Data records section start

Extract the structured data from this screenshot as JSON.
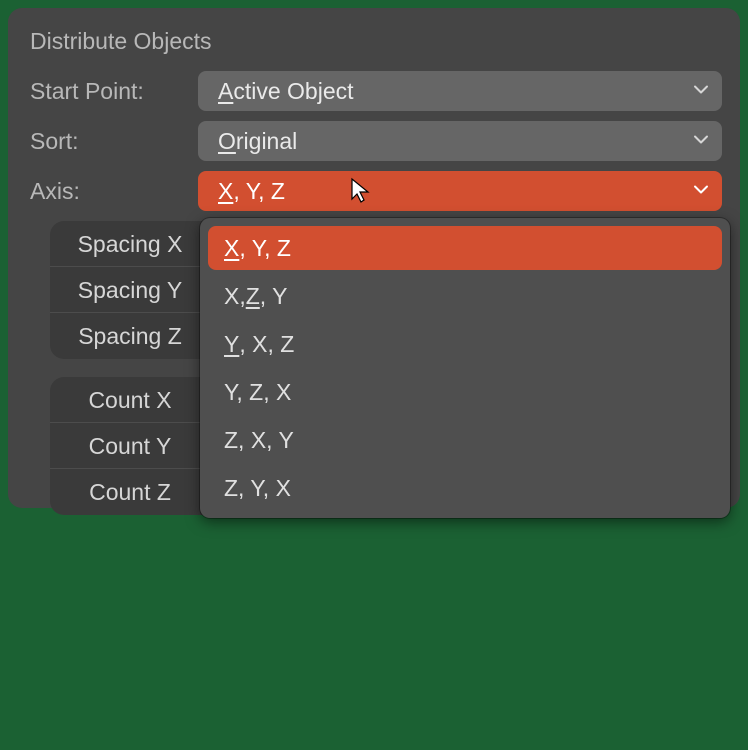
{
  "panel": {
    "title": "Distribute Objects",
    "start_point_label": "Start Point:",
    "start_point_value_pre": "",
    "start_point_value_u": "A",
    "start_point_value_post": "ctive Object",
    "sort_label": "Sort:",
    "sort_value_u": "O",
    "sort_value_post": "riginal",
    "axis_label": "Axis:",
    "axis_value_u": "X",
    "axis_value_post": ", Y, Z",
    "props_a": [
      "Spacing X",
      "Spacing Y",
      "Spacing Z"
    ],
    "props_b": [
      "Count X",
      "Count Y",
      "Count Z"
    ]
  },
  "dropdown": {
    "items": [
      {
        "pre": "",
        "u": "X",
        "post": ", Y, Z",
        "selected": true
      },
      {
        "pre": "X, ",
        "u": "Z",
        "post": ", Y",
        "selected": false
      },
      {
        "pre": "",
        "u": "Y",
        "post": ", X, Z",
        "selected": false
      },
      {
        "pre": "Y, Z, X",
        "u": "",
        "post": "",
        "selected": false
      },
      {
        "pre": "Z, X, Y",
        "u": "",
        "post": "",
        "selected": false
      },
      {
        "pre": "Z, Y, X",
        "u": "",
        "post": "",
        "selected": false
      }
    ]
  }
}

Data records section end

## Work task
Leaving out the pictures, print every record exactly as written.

## Result of the task
Extract the structured data from this screenshot as JSON.
{
  "panel": {
    "title": "Distribute Objects",
    "start_point_label": "Start Point:",
    "start_point_value_pre": "",
    "start_point_value_u": "A",
    "start_point_value_post": "ctive Object",
    "sort_label": "Sort:",
    "sort_value_u": "O",
    "sort_value_post": "riginal",
    "axis_label": "Axis:",
    "axis_value_u": "X",
    "axis_value_post": ", Y, Z",
    "props_a": [
      "Spacing X",
      "Spacing Y",
      "Spacing Z"
    ],
    "props_b": [
      "Count X",
      "Count Y",
      "Count Z"
    ]
  },
  "dropdown": {
    "items": [
      {
        "pre": "",
        "u": "X",
        "post": ", Y, Z",
        "selected": true
      },
      {
        "pre": "X, ",
        "u": "Z",
        "post": ", Y",
        "selected": false
      },
      {
        "pre": "",
        "u": "Y",
        "post": ", X, Z",
        "selected": false
      },
      {
        "pre": "Y, Z, X",
        "u": "",
        "post": "",
        "selected": false
      },
      {
        "pre": "Z, X, Y",
        "u": "",
        "post": "",
        "selected": false
      },
      {
        "pre": "Z, Y, X",
        "u": "",
        "post": "",
        "selected": false
      }
    ]
  }
}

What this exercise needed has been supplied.